I’m not sure if Americans being reluctant to get out and see more of the country and world is strictly a post 9/11 thing, like we’re not safe here, but we’re way less safe anywhere else, or if it’s always been this way. All I know is that I don’t see that many great books about stepping out of your comfort zone and into the back of a car or hiking for miles. There are glimmering examples, memoirs that have […]
Morning Bites: Elena Ferrante, John Hughes’s World, Emily Carroll Interviewed, Dolan Morgan, and More
Debating Elena Ferrante, new writing from Jason Diamond on John Hughes, interviews with Roxane Gay and Dolan Morgan, new fiction from Lauren Oyler and Eric Raymond, and more.
A Sense of Direction by Gideon Lewis-Kraus Riverhead, 352 p. What makes Gideon Lewis-Kraus walk? That’s the central question of the young writer’s memoir, A Sense of Direction. You find yourself asking why the perpetually uprooted Lewis-Kraus finds himself globe trotting; what he’s looking for, and if he’s ever going to find it. Kraus is the type of soul that Henry David Thoreau would have enjoyed, a guy who is a savant in what the 19th century transcendentalist poet and […]

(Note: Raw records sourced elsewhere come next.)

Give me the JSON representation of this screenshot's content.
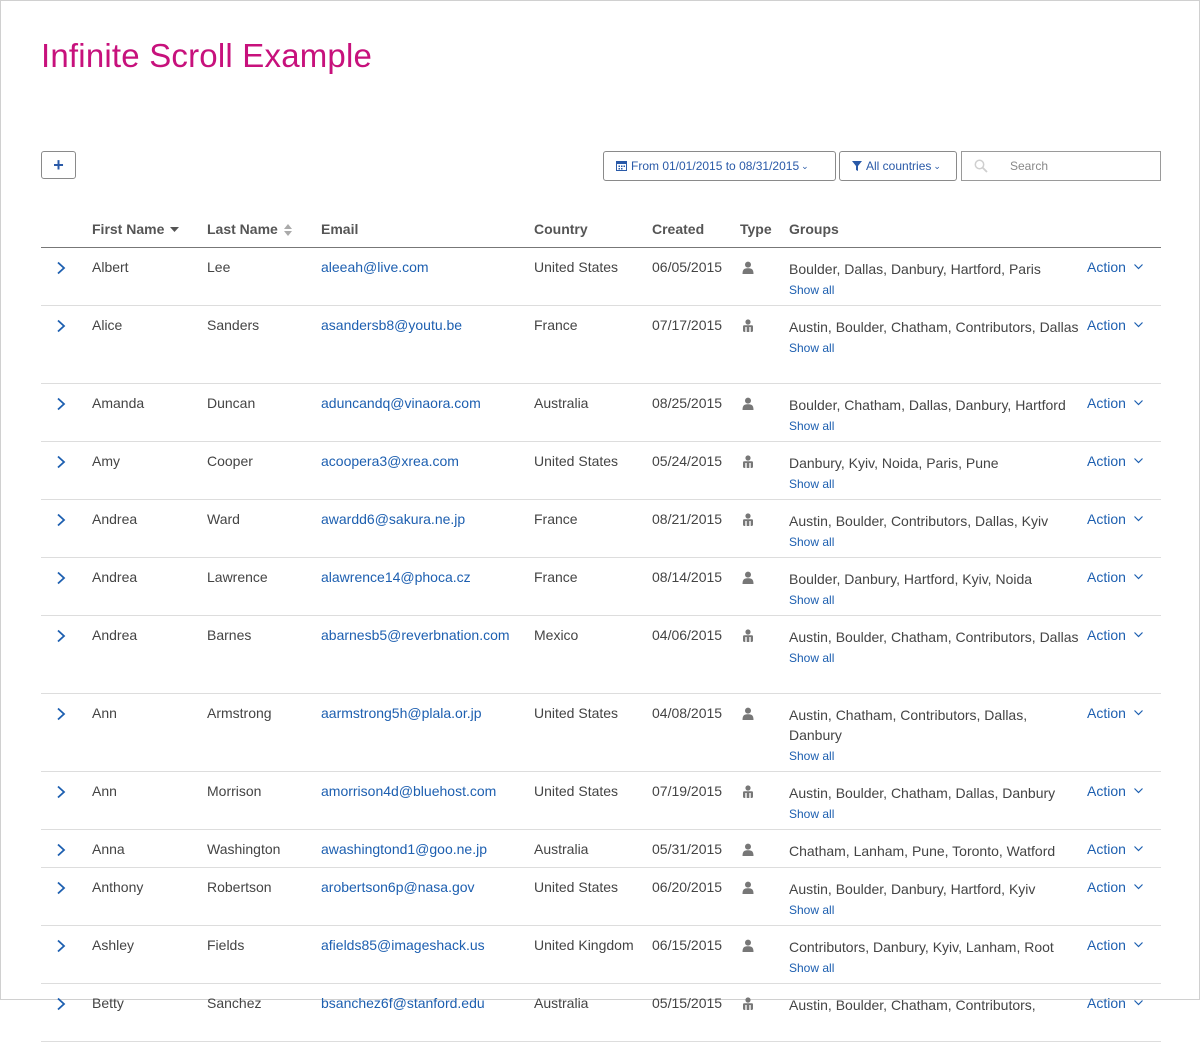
{
  "page": {
    "title": "Infinite Scroll Example"
  },
  "toolbar": {
    "add_label": "+",
    "date_filter": "From 01/01/2015 to 08/31/2015",
    "country_filter": "All countries",
    "search_placeholder": "Search",
    "search_value": ""
  },
  "columns": {
    "first_name": "First Name",
    "last_name": "Last Name",
    "email": "Email",
    "country": "Country",
    "created": "Created",
    "type": "Type",
    "groups": "Groups"
  },
  "show_all_label": "Show all",
  "action_label": "Action",
  "colors": {
    "title": "#c7117c",
    "link": "#1d5fb0",
    "text": "#444444"
  },
  "rows": [
    {
      "first": "Albert",
      "last": "Lee",
      "email": "aleeah@live.com",
      "country": "United States",
      "created": "06/05/2015",
      "type": "user-icon",
      "groups": "Boulder, Dallas, Danbury, Hartford, Paris",
      "show_all": true
    },
    {
      "first": "Alice",
      "last": "Sanders",
      "email": "asandersb8@youtu.be",
      "country": "France",
      "created": "07/17/2015",
      "type": "group-icon",
      "groups": "Austin, Boulder, Chatham, Contributors, Dallas",
      "show_all": true
    },
    {
      "first": "Amanda",
      "last": "Duncan",
      "email": "aduncandq@vinaora.com",
      "country": "Australia",
      "created": "08/25/2015",
      "type": "user-icon",
      "groups": "Boulder, Chatham, Dallas, Danbury, Hartford",
      "show_all": true
    },
    {
      "first": "Amy",
      "last": "Cooper",
      "email": "acoopera3@xrea.com",
      "country": "United States",
      "created": "05/24/2015",
      "type": "group-icon",
      "groups": "Danbury, Kyiv, Noida, Paris, Pune",
      "show_all": true
    },
    {
      "first": "Andrea",
      "last": "Ward",
      "email": "awardd6@sakura.ne.jp",
      "country": "France",
      "created": "08/21/2015",
      "type": "group-icon",
      "groups": "Austin, Boulder, Contributors, Dallas, Kyiv",
      "show_all": true
    },
    {
      "first": "Andrea",
      "last": "Lawrence",
      "email": "alawrence14@phoca.cz",
      "country": "France",
      "created": "08/14/2015",
      "type": "user-icon",
      "groups": "Boulder, Danbury, Hartford, Kyiv, Noida",
      "show_all": true
    },
    {
      "first": "Andrea",
      "last": "Barnes",
      "email": "abarnesb5@reverbnation.com",
      "country": "Mexico",
      "created": "04/06/2015",
      "type": "group-icon",
      "groups": "Austin, Boulder, Chatham, Contributors, Dallas",
      "show_all": true
    },
    {
      "first": "Ann",
      "last": "Armstrong",
      "email": "aarmstrong5h@plala.or.jp",
      "country": "United States",
      "created": "04/08/2015",
      "type": "user-icon",
      "groups": "Austin, Chatham, Contributors, Dallas, Danbury",
      "show_all": true
    },
    {
      "first": "Ann",
      "last": "Morrison",
      "email": "amorrison4d@bluehost.com",
      "country": "United States",
      "created": "07/19/2015",
      "type": "group-icon",
      "groups": "Austin, Boulder, Chatham, Dallas, Danbury",
      "show_all": true
    },
    {
      "first": "Anna",
      "last": "Washington",
      "email": "awashingtond1@goo.ne.jp",
      "country": "Australia",
      "created": "05/31/2015",
      "type": "user-icon",
      "groups": "Chatham, Lanham, Pune, Toronto, Watford",
      "show_all": false
    },
    {
      "first": "Anthony",
      "last": "Robertson",
      "email": "arobertson6p@nasa.gov",
      "country": "United States",
      "created": "06/20/2015",
      "type": "user-icon",
      "groups": "Austin, Boulder, Danbury, Hartford, Kyiv",
      "show_all": true
    },
    {
      "first": "Ashley",
      "last": "Fields",
      "email": "afields85@imageshack.us",
      "country": "United Kingdom",
      "created": "06/15/2015",
      "type": "user-icon",
      "groups": "Contributors, Danbury, Kyiv, Lanham, Root",
      "show_all": true
    },
    {
      "first": "Betty",
      "last": "Sanchez",
      "email": "bsanchez6f@stanford.edu",
      "country": "Australia",
      "created": "05/15/2015",
      "type": "group-icon",
      "groups": "Austin, Boulder, Chatham, Contributors,",
      "show_all": false
    }
  ]
}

“People talk about pilgrimages to Graceland or Cooperstown, or to see Saturn Devouring His Children at the Prado, or just to Flushing to get good soup dumplings, so one of the challenges I faced was how to limit the discussion.” Gideon Lewis-Kraus (above) talks to World Hum about A Sense of Direction. “If Martin Amis hasn’t exactly mellowed with age a certain degree of tenderness has nevertheless entered his more recent work.” – Morten Høi Jensen on Martin Amis at Los Angeles Review […]